There was a sense of relief that the Cleveland Browns didn’t sign Mike Wallace last off-season after the details of his contract emerged. The fact is, as badly as the Cleveland Browns needed help at receiver, it was an absurdly large contract. How absurd? Now that there’s been a shakeup in the Dolphins front office there are rumors via Jason La Canfora that the Dolphins would like to explore the idea of taking an $8.8 million cap hit for the right to trade Wallace right now. So, without advocating it, I thought it might be interesting to look at the financial implications of trading for Wallace.
I’ve often pointed out that the Browns are taking a giant cap hit for trading Trent Richardson, but they at least got a first-round pick from the Colts. In order for the Dolphins to get a trade partner, they’ll have to take an afterthought kind of draft pick, possibly even a sixth- or seventh-round choice, I’m guessing. Then they’ll blow $8.8 million remaining on Wallace’s signing bonus on their cap this year. That’s somewhat helpful for the team receiving Wallace’s services as they don’t have to pay that money. Still, Wallace’s existing deal is big.
Here’s how Wallace’s contract plays out for the rest of the duration according to Spotrac.
- 2014 $15 million ($50,000 in misc bonus)
- 2015 $9.85 million ($50,000 in misc bonus)
- 2016 $11.45 million ($50,000 in misc bonus)
- 2017 $11.45 million ($50,000 in misc bonus)
No matter how you slice and dice it, it’s safe to say that you’re going to be overpaying for Mike Wallace. This might be especially unwise to do in a season like the Browns are facing with as many draft picks as they have in such a reputedly “receiver rich” draft class. Those caveats aside, there are a couple things to keep in mind. First of all, if the Browns trade for Wallace, he’s just a hired gun with only a $3 million guarantee after 2014. That’s a heft price tag for one year to be sure and probably not worth it to even the most receiving-starved team in the league.
But, there’s also an option to convert those guaranteed dollars to a signing bonus.

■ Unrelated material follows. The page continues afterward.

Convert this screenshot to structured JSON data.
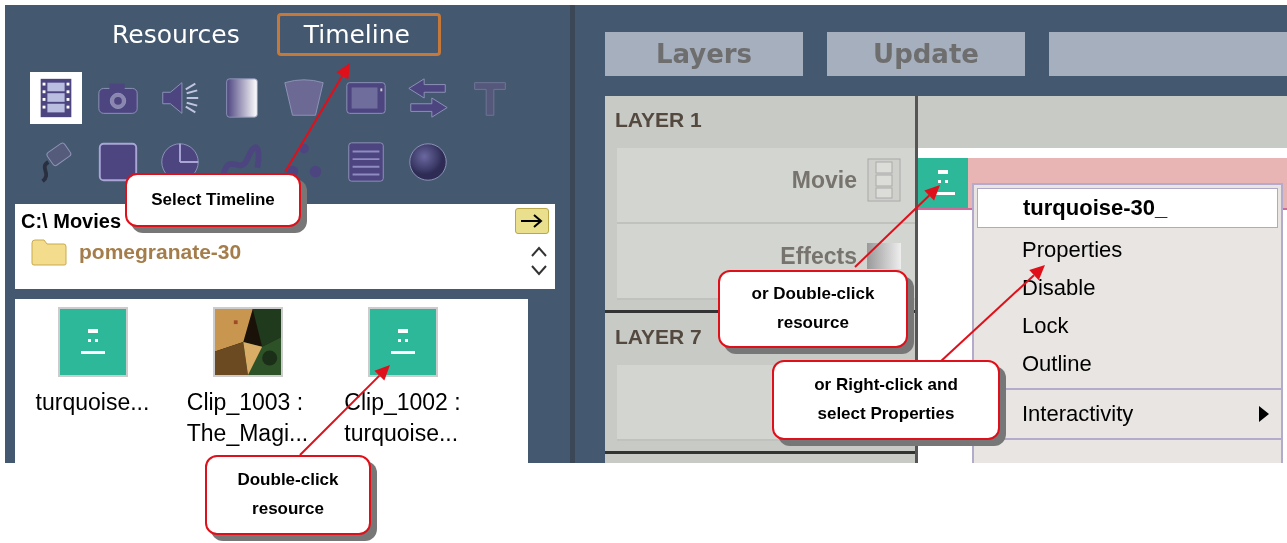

Let’s say you give the Dolphins a seventh rounder in exchange for Wallace and then upon getting him in Cleveland, you convert $10 million of his 2014 salary to signing bonus. Now his contract looks like this:
- 2014 $5 million salary + $2.5 million signing bonus + $50k misc bonus = $7.5 million cap number
- 2015 $9.85 million salary + $2.5 million signing bonus + $50k = $12.35 million cap
- 2016 $11.45 million salary + $2.5 million signing bonus + $50k = $13.95 million cap
- 2017 $11.45 million salary + $2.5 million signing bonus + $50k = $13.95 million cap
The other thing to keep in mind is that the Browns have Josh Gordon under his rookie deal until the end of the 2015 season. That might make it a bit more palatable to overpay for a guy like Mike Wallace for two years. Then if you cut him after that so you can extend Gordon, the Browns have to take a $5 million cap hit in dead money to get out of paying him just north of $22 million over the next two years. The Browns will have paid Wallace basically $25 million in cash for two years of service, which is a whole lot. Still, it’s a bet on Mike Wallace as he finishes his twenties and before he hits his thirties.
I don’t expect this is something the Browns will do after laying it all out, but it’s still a fun exercise. And if the Browns did decide to overpay to have Mike Wallace for a couple years, it’s more fun to look at it from their perspective than the Dolphins’ perspective. They’re the team that’s currently on the hook for a guy who is scheduled to count over $17 million on their cap this season. He also represents a figure of $23.8 million in dead money if the Dolphins were to cut him outright. Not an enviable position for a team with a receiver who didn’t break 1000 yards and scored only five touchdowns in his first season on his contract.